Even though the Child Tax Credit is larger for tax year 2021, the lump sum for people who already received the monthly advances will be slightly smaller than the conventional $2,000 payout. For example, parents raising a two-year-old would be in line for a $1,800 lump sum and parents of a seven-year-old would have a $1,500.
In a recent Bankrate.com survey, it was no surprise millennials and the parents of children under age 18 were most likely to say they were worried about receiving a smaller refund, said Ted Rossman, senior industry analyst at Bankrate.com.
Enter the Child and Dependent Care Credit.
The IRS says the credit applies to expenses for eligible care of a person who is under age 13 at time the care is offered. It can also apply to the taxpayer’s spouse, so long as the spouse is not “mentally or physically able to care” his or herself and lives with the spouse for at least half the year. There are circumstances where it can apply to other dependents who are not the taxpayer’s spouse.
Potentially eligible expenses include day-care facilities, nursery schools and nannies. Before- and after-school care for kids in kindergarten and above can count, but expenses to pay for the schooling from kindergarten age and above are not eligible as care. Summer schools and tutoring don’t count as care, the IRS says. Day camps are eligible, but not overnight ones, the IRS says.
The credit pays for a percentage of the expense. For this year, the percentage is greater and the thresholds for full payment are higher. This year, the credit is fully refundable, so eligible families can get the credit even if they earn too little to owe federal income tax and more people will be able to claim it, the IRS explained.
There are requirements for earned income during the year, which mean the taxpayer and their spouse both have to work, Kendeigh said. There are exceptions for full-time students, the IRS notes.
Taxpayers start their credit determinations with up to $8,000 in eligible expenses for a single child, and $16,000 for two or more. That includes monthly attendance costs, but it can also be costs like one-time non-refundable application fees or the payments a family might make to hold a kid’s slot open while the child and family are away, Kendeigh said.
The IRS will allow half of that sum as the credit, so long as the taxpayer’s adjusted gross income is under $125,000. From there, the percentage gradually phases out and ends for households making $438,000.
(By comparison, the previous rules applied a maximum 35% credit. The phase out started for households making above $15,000 and came to 20% for incomes exceeding $43,000.)

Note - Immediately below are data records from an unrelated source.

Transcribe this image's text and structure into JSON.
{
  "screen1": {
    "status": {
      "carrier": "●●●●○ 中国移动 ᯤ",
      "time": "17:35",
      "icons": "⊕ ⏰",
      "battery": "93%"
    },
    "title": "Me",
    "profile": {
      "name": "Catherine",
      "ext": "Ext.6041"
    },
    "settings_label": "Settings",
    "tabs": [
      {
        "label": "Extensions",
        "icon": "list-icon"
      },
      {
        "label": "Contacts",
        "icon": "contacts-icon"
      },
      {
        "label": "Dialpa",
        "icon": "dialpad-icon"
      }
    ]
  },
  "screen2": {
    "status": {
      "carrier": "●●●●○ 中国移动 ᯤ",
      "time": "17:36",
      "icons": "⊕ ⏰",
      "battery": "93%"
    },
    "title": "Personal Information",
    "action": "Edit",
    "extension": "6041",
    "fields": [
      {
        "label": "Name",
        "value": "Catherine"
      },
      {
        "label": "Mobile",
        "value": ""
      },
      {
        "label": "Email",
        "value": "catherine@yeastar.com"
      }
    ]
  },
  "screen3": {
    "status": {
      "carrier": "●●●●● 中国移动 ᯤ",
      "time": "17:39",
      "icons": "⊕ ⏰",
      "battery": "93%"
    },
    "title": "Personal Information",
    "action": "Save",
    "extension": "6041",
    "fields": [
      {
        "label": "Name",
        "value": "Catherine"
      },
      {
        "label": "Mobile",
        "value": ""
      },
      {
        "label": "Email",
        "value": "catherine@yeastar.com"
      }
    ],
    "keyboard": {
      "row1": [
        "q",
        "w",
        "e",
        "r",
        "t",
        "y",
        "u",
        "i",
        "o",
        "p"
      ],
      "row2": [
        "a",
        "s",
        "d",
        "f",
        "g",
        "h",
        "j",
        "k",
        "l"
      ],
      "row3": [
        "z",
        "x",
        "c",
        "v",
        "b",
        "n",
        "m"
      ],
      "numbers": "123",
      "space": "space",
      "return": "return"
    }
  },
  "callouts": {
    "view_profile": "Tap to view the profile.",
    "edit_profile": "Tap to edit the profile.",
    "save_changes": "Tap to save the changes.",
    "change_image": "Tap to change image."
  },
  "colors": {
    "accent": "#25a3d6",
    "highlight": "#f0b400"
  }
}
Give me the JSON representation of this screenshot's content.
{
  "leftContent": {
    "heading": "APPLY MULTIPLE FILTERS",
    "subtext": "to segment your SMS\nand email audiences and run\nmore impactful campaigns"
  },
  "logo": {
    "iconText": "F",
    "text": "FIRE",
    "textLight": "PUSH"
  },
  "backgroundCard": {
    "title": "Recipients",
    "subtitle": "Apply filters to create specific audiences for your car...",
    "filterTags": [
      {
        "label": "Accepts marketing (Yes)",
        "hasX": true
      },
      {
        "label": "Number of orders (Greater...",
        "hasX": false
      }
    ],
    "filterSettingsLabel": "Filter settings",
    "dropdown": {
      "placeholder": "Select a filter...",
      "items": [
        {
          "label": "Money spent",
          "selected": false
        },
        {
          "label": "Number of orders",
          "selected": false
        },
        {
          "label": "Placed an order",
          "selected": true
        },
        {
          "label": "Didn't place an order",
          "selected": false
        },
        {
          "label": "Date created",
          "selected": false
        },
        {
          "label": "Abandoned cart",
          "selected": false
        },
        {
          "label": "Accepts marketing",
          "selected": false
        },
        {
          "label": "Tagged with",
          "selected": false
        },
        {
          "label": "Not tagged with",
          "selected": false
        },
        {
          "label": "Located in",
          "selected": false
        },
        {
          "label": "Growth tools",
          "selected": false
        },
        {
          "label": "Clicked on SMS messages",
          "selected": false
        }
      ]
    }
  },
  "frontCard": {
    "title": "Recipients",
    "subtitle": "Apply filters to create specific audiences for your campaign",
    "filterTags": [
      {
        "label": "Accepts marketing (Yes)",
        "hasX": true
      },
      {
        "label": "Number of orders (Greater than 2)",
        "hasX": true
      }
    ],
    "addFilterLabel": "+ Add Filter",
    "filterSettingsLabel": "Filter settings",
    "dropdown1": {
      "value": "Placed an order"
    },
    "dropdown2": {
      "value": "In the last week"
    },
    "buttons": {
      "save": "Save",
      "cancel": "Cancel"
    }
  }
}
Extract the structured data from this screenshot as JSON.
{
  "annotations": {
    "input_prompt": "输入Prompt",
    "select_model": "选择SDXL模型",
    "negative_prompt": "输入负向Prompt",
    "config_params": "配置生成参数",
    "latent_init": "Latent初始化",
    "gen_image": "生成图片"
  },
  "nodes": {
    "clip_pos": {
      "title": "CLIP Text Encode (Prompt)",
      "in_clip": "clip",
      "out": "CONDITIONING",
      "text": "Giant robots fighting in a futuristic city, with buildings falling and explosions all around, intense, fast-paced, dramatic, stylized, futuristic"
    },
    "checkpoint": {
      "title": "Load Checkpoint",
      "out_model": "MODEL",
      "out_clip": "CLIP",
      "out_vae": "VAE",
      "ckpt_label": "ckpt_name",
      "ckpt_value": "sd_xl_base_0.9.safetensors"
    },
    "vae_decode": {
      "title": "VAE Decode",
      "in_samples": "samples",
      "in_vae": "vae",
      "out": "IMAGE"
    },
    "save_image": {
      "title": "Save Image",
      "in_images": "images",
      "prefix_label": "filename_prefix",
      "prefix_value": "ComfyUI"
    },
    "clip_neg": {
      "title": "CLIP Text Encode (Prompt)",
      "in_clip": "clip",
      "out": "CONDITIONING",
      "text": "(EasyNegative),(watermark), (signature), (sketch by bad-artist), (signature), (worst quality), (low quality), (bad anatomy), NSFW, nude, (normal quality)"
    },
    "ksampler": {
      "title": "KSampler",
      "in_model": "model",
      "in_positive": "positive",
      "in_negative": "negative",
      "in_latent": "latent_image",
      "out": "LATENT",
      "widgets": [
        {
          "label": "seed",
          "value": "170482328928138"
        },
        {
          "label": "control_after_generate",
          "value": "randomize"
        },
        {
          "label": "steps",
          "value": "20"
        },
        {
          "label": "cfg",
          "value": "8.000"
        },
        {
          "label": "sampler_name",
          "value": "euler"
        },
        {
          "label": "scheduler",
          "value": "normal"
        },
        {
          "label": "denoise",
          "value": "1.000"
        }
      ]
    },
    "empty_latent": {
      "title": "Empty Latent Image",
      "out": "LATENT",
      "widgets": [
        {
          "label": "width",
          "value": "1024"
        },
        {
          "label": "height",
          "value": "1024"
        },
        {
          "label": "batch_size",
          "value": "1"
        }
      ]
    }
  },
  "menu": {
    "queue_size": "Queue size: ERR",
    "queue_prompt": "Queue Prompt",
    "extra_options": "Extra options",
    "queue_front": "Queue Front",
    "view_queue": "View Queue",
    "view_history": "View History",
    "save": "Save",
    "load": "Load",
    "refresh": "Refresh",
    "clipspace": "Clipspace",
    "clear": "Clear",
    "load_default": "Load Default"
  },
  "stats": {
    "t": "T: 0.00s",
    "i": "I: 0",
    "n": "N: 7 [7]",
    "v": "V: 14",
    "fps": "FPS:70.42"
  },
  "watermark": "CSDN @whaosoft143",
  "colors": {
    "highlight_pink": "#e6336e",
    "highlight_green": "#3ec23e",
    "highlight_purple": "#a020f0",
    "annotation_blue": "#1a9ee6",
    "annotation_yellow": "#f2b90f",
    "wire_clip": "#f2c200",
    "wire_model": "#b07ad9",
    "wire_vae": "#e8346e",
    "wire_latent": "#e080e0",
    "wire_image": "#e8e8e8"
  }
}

The Bipartisan Policy Center has a calculator where user can get estimates on how much more cash they’ll receive under the enhanced Child and Dependent Care Credit.
If one trick is being aware of the credit, another is understanding how to properly claim it at a time when errors can slow refund processing inside the badly backlogged Internal Revenue Service.
To claim the credit, taxpayers need to submit Form 2441, where they have to document information including the care provider’s name, Social Security Number or Employer Identification Number.
Keep in mind, people who pay their caregiver ‘off the books’ cannot claim the credit. “If you’re taking that credit, the IRS is on notice the provider is earning income,” and it will expect to see it reported, Kendeigh said.
Going off the books has other perils, like getting on the wrong side of the IRS. “If you pay someone to come to your home and care for your dependent or spouse, you may be a household employer who has to pay employment taxes,” the IRS said. (If the person takes care of the child or spouse at their home or business, the IRS said it doesn’t regard the taxpayer as a household employer.)
Taxpayers don’t need to master all the nuances of the credit. The key point is being aware it’s an option — and a valuable one — as they prepare their own taxes or work with a professional.
“The more you know, the more you can ask those questions and make you are receiving everything you are entitled to,” Phillips said. “This is a unique opportunity for families to get more money in their pockets.”